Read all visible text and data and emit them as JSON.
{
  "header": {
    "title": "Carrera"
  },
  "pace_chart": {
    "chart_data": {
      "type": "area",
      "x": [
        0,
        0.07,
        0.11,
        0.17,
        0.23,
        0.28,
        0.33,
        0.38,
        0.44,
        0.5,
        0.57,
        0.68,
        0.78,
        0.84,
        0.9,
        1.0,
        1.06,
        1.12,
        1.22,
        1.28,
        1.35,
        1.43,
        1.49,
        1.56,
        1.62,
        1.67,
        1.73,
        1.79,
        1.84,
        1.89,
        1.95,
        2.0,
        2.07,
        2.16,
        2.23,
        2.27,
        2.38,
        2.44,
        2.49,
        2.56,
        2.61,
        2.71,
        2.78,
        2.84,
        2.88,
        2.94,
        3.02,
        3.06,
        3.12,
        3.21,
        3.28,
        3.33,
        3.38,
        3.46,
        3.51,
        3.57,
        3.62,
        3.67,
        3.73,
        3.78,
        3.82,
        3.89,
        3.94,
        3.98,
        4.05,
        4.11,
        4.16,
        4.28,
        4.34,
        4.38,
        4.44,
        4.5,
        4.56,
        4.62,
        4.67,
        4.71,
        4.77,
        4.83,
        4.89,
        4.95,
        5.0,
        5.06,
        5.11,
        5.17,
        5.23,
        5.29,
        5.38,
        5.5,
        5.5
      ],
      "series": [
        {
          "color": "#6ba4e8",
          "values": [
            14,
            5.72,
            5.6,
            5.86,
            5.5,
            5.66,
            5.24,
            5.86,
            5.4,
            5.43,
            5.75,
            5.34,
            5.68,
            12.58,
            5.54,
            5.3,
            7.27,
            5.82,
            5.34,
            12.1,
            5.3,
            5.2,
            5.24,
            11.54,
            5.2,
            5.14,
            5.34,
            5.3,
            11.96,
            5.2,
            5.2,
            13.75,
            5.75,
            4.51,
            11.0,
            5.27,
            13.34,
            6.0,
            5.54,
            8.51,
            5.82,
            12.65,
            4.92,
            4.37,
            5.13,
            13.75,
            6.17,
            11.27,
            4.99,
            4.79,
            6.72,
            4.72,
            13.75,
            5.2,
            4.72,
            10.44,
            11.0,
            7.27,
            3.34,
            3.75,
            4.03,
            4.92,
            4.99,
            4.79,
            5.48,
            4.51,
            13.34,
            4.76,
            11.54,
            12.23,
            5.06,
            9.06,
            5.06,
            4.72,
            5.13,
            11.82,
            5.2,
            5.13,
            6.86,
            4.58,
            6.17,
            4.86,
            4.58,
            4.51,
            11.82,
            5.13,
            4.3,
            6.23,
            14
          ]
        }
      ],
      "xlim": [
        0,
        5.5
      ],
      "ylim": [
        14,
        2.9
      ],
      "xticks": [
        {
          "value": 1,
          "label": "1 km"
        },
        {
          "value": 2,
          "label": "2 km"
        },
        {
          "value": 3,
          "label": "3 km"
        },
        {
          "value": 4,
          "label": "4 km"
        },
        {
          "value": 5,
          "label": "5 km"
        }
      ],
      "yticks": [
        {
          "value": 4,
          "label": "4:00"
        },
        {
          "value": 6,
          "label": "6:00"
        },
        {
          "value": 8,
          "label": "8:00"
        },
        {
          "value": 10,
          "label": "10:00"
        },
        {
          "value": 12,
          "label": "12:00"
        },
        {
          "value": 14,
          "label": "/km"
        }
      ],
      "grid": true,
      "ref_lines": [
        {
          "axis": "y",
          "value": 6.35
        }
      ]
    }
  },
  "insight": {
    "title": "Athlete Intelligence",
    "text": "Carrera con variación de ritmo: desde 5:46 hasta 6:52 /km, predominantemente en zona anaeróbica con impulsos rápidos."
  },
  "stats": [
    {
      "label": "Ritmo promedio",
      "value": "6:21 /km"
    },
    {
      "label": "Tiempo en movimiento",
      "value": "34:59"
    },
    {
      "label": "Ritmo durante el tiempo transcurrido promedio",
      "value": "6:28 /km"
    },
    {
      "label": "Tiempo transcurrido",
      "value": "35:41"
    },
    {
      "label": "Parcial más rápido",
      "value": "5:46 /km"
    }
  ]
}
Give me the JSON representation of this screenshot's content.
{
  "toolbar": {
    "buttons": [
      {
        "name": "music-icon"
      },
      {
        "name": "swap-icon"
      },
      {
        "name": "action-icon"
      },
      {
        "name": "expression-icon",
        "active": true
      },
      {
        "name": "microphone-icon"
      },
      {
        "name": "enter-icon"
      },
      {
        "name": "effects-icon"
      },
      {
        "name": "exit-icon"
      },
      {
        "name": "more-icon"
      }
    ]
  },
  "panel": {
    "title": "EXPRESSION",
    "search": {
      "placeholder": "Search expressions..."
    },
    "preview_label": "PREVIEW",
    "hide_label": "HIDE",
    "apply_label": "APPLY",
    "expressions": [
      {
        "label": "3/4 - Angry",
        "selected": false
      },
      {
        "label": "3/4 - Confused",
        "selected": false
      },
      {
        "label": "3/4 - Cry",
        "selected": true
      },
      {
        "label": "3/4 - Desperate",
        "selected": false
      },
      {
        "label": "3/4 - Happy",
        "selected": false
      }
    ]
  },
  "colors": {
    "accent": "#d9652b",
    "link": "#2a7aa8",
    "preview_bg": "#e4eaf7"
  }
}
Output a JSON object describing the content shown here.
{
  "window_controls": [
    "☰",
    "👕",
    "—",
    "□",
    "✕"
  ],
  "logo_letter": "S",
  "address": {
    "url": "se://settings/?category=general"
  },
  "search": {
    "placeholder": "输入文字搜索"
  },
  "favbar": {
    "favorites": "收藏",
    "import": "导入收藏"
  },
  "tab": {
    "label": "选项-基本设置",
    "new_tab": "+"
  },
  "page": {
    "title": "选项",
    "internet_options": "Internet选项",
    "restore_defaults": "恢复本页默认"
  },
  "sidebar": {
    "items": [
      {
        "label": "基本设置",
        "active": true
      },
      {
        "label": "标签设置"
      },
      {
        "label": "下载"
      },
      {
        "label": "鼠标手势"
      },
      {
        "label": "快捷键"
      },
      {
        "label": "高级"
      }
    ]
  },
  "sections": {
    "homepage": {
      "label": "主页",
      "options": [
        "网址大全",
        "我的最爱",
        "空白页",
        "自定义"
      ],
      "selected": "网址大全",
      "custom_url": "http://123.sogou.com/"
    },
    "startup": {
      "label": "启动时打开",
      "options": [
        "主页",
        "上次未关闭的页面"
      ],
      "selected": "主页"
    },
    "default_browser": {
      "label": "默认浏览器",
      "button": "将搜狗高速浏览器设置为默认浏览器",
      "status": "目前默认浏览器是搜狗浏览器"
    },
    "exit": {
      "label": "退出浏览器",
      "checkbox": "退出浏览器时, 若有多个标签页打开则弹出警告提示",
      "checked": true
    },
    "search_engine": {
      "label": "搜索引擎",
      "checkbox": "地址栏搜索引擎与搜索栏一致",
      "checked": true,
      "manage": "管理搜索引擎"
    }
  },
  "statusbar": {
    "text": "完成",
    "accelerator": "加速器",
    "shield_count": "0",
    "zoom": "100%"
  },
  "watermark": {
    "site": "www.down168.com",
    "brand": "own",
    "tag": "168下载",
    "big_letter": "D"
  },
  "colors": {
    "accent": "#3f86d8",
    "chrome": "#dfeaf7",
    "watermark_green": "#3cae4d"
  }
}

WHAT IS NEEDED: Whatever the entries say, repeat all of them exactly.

REPLY TO THE TASK:
Read all visible text and data and emit them as JSON.
{
  "header": {
    "title": "Carrera"
  },
  "pace_chart": {
    "chart_data": {
      "type": "area",
      "x": [
        0,
        0.07,
        0.11,
        0.17,
        0.23,
        0.28,
        0.33,
        0.38,
        0.44,
        0.5,
        0.57,
        0.68,
        0.78,
        0.84,
        0.9,
        1.0,
        1.06,
        1.12,
        1.22,
        1.28,
        1.35,
        1.43,
        1.49,
        1.56,
        1.62,
        1.67,
        1.73,
        1.79,
        1.84,
        1.89,
        1.95,
        2.0,
        2.07,
        2.16,
        2.23,
        2.27,
        2.38,
        2.44,
        2.49,
        2.56,
        2.61,
        2.71,
        2.78,
        2.84,
        2.88,
        2.94,
        3.02,
        3.06,
        3.12,
        3.21,
        3.28,
        3.33,
        3.38,
        3.46,
        3.51,
        3.57,
        3.62,
        3.67,
        3.73,
        3.78,
        3.82,
        3.89,
        3.94,
        3.98,
        4.05,
        4.11,
        4.16,
        4.28,
        4.34,
        4.38,
        4.44,
        4.5,
        4.56,
        4.62,
        4.67,
        4.71,
        4.77,
        4.83,
        4.89,
        4.95,
        5.0,
        5.06,
        5.11,
        5.17,
        5.23,
        5.29,
        5.38,
        5.5,
        5.5
      ],
      "series": [
        {
          "color": "#6ba4e8",
          "values": [
            14,
            5.72,
            5.6,
            5.86,
            5.5,
            5.66,
            5.24,
            5.86,
            5.4,
            5.43,
            5.75,
            5.34,
            5.68,
            12.58,
            5.54,
            5.3,
            7.27,
            5.82,
            5.34,
            12.1,
            5.3,
            5.2,
            5.24,
            11.54,
            5.2,
            5.14,
            5.34,
            5.3,
            11.96,
            5.2,
            5.2,
            13.75,
            5.75,
            4.51,
            11.0,
            5.27,
            13.34,
            6.0,
            5.54,
            8.51,
            5.82,
            12.65,
            4.92,
            4.37,
            5.13,
            13.75,
            6.17,
            11.27,
            4.99,
            4.79,
            6.72,
            4.72,
            13.75,
            5.2,
            4.72,
            10.44,
            11.0,
            7.27,
            3.34,
            3.75,
            4.03,
            4.92,
            4.99,
            4.79,
            5.48,
            4.51,
            13.34,
            4.76,
            11.54,
            12.23,
            5.06,
            9.06,
            5.06,
            4.72,
            5.13,
            11.82,
            5.2,
            5.13,
            6.86,
            4.58,
            6.17,
            4.86,
            4.58,
            4.51,
            11.82,
            5.13,
            4.3,
            6.23,
            14
          ]
        }
      ],
      "xlim": [
        0,
        5.5
      ],
      "ylim": [
        14,
        2.9
      ],
      "xticks": [
        {
          "value": 1,
          "label": "1 km"
        },
        {
          "value": 2,
          "label": "2 km"
        },
        {
          "value": 3,
          "label": "3 km"
        },
        {
          "value": 4,
          "label": "4 km"
        },
        {
          "value": 5,
          "label": "5 km"
        }
      ],
      "yticks": [
        {
          "value": 4,
          "label": "4:00"
        },
        {
          "value": 6,
          "label": "6:00"
        },
        {
          "value": 8,
          "label": "8:00"
        },
        {
          "value": 10,
          "label": "10:00"
        },
        {
          "value": 12,
          "label": "12:00"
        },
        {
          "value": 14,
          "label": "/km"
        }
      ],
      "grid": true,
      "ref_lines": [
        {
          "axis": "y",
          "value": 6.35
        }
      ]
    }
  },
  "insight": {
    "title": "Athlete Intelligence",
    "text": "Carrera con variación de ritmo: desde 5:46 hasta 6:52 /km, predominantemente en zona anaeróbica con impulsos rápidos."
  },
  "stats": [
    {
      "label": "Ritmo promedio",
      "value": "6:21 /km"
    },
    {
      "label": "Tiempo en movimiento",
      "value": "34:59"
    },
    {
      "label": "Ritmo durante el tiempo transcurrido promedio",
      "value": "6:28 /km"
    },
    {
      "label": "Tiempo transcurrido",
      "value": "35:41"
    },
    {
      "label": "Parcial más rápido",
      "value": "5:46 /km"
    }
  ]
}
Give me the JSON representation of this screenshot's content.
{
  "toolbar": {
    "buttons": [
      {
        "name": "music-icon"
      },
      {
        "name": "swap-icon"
      },
      {
        "name": "action-icon"
      },
      {
        "name": "expression-icon",
        "active": true
      },
      {
        "name": "microphone-icon"
      },
      {
        "name": "enter-icon"
      },
      {
        "name": "effects-icon"
      },
      {
        "name": "exit-icon"
      },
      {
        "name": "more-icon"
      }
    ]
  },
  "panel": {
    "title": "EXPRESSION",
    "search": {
      "placeholder": "Search expressions..."
    },
    "preview_label": "PREVIEW",
    "hide_label": "HIDE",
    "apply_label": "APPLY",
    "expressions": [
      {
        "label": "3/4 - Angry",
        "selected": false
      },
      {
        "label": "3/4 - Confused",
        "selected": false
      },
      {
        "label": "3/4 - Cry",
        "selected": true
      },
      {
        "label": "3/4 - Desperate",
        "selected": false
      },
      {
        "label": "3/4 - Happy",
        "selected": false
      }
    ]
  },
  "colors": {
    "accent": "#d9652b",
    "link": "#2a7aa8",
    "preview_bg": "#e4eaf7"
  }
}
Output a JSON object describing the content shown here.
{
  "window_controls": [
    "☰",
    "👕",
    "—",
    "□",
    "✕"
  ],
  "logo_letter": "S",
  "address": {
    "url": "se://settings/?category=general"
  },
  "search": {
    "placeholder": "输入文字搜索"
  },
  "favbar": {
    "favorites": "收藏",
    "import": "导入收藏"
  },
  "tab": {
    "label": "选项-基本设置",
    "new_tab": "+"
  },
  "page": {
    "title": "选项",
    "internet_options": "Internet选项",
    "restore_defaults": "恢复本页默认"
  },
  "sidebar": {
    "items": [
      {
        "label": "基本设置",
        "active": true
      },
      {
        "label": "标签设置"
      },
      {
        "label": "下载"
      },
      {
        "label": "鼠标手势"
      },
      {
        "label": "快捷键"
      },
      {
        "label": "高级"
      }
    ]
  },
  "sections": {
    "homepage": {
      "label": "主页",
      "options": [
        "网址大全",
        "我的最爱",
        "空白页",
        "自定义"
      ],
      "selected": "网址大全",
      "custom_url": "http://123.sogou.com/"
    },
    "startup": {
      "label": "启动时打开",
      "options": [
        "主页",
        "上次未关闭的页面"
      ],
      "selected": "主页"
    },
    "default_browser": {
      "label": "默认浏览器",
      "button": "将搜狗高速浏览器设置为默认浏览器",
      "status": "目前默认浏览器是搜狗浏览器"
    },
    "exit": {
      "label": "退出浏览器",
      "checkbox": "退出浏览器时, 若有多个标签页打开则弹出警告提示",
      "checked": true
    },
    "search_engine": {
      "label": "搜索引擎",
      "checkbox": "地址栏搜索引擎与搜索栏一致",
      "checked": true,
      "manage": "管理搜索引擎"
    }
  },
  "statusbar": {
    "text": "完成",
    "accelerator": "加速器",
    "shield_count": "0",
    "zoom": "100%"
  },
  "watermark": {
    "site": "www.down168.com",
    "brand": "own",
    "tag": "168下载",
    "big_letter": "D"
  },
  "colors": {
    "accent": "#3f86d8",
    "chrome": "#dfeaf7",
    "watermark_green": "#3cae4d"
  }
}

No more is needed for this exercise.